Guwahati: BJP is hopeful that its alliance with AGP will prevent a division of anti-Congress votes. To boost its prospects, BJP is trying to forge more alliances with ethnic and regional parties.AGP was in 1985 after the signing of the Assam Accord, which put an end to the six-year-long anti-foreigner movement in the state. The party had championed the cause of freeing Assam from Bangladeshi infiltrators. BJP did the same. It is this issue that has served as common ground.

AGP entered an alliance with BJP in the 2001 assembly polls when the former won 20 seats and the latter won eight of 126 assembly seats. In the 2006 state polls, when AGP and BJP did not enter an alliance, AGP's seat tally rose to 24 and BJP won 10 seats. In the 2009 LS polls, BJP won four seats while AGP managed to win only one. This time, the parties were in alliance. In the 2011 assembly polls, the seat tally went up to 10 and BJP's to five when they were not in alliance.

AGP's base has eroded significantly among Assamese and tribal voters over the years, while BJP has been able to make way for itself.

A major portion of Muslim electorates are now with Ajmal's AIUDF and Congress. BJP's worry is that without alliances with regional and tribal political outfits, Congress will have an edge. The saffron party already has an alliance with BPF. Muslims comprise a substantial chunk of the electorate (34%) and have always played a decisive role whenever there has been a BJP-AGP alliance.
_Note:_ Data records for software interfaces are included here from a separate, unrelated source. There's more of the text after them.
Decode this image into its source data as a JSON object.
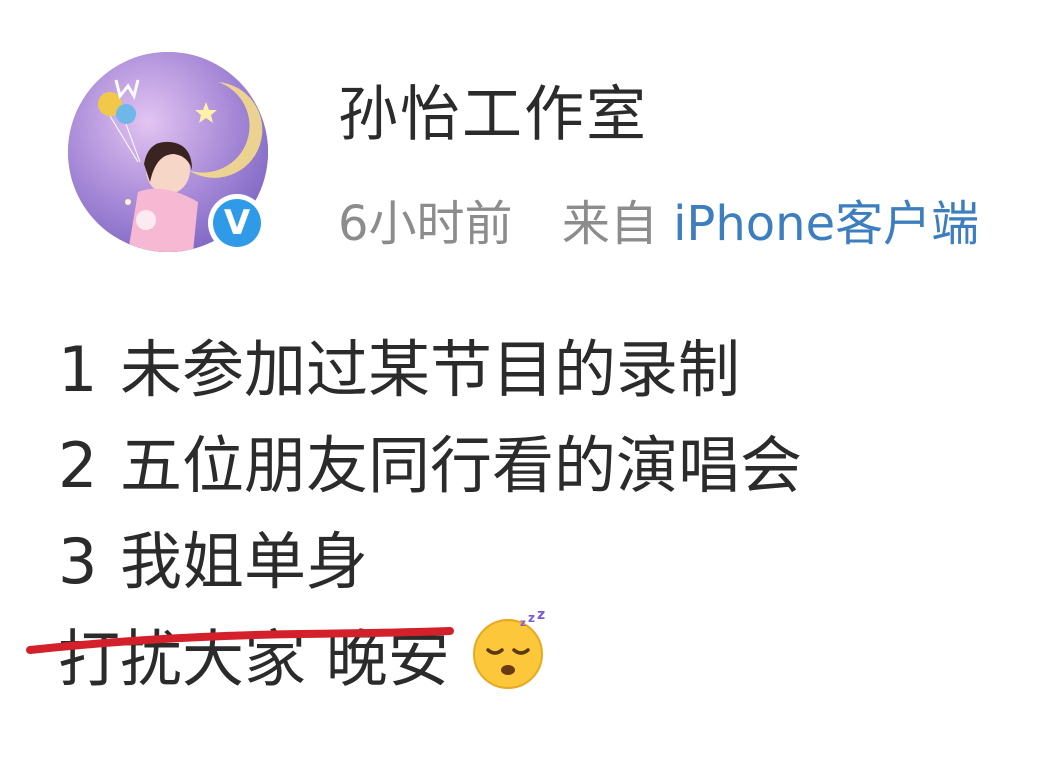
{
  "post": {
    "account_name": "孙怡工作室",
    "time": "6小时前",
    "source_prefix": "来自",
    "source_client": "iPhone客户端",
    "lines": [
      {
        "num": "1",
        "text": "未参加过某节目的录制"
      },
      {
        "num": "2",
        "text": "五位朋友同行看的演唱会"
      },
      {
        "num": "3",
        "text": "我姐单身"
      }
    ],
    "closing": "打扰大家 晚安",
    "emoji": "sleeping-face",
    "verified_mark": "V"
  },
  "colors": {
    "verified_blue": "#2f9be8",
    "client_link": "#3d7ebf",
    "annotation_red": "#d4202a"
  }
}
Senior BJP leader and party spokesperson Dayananda Borgohain dismissed the idea that the alliance only benefits BJP. "We have gone beyond sentimentalism and struck the alliance for mutual benefit," Borgohain said.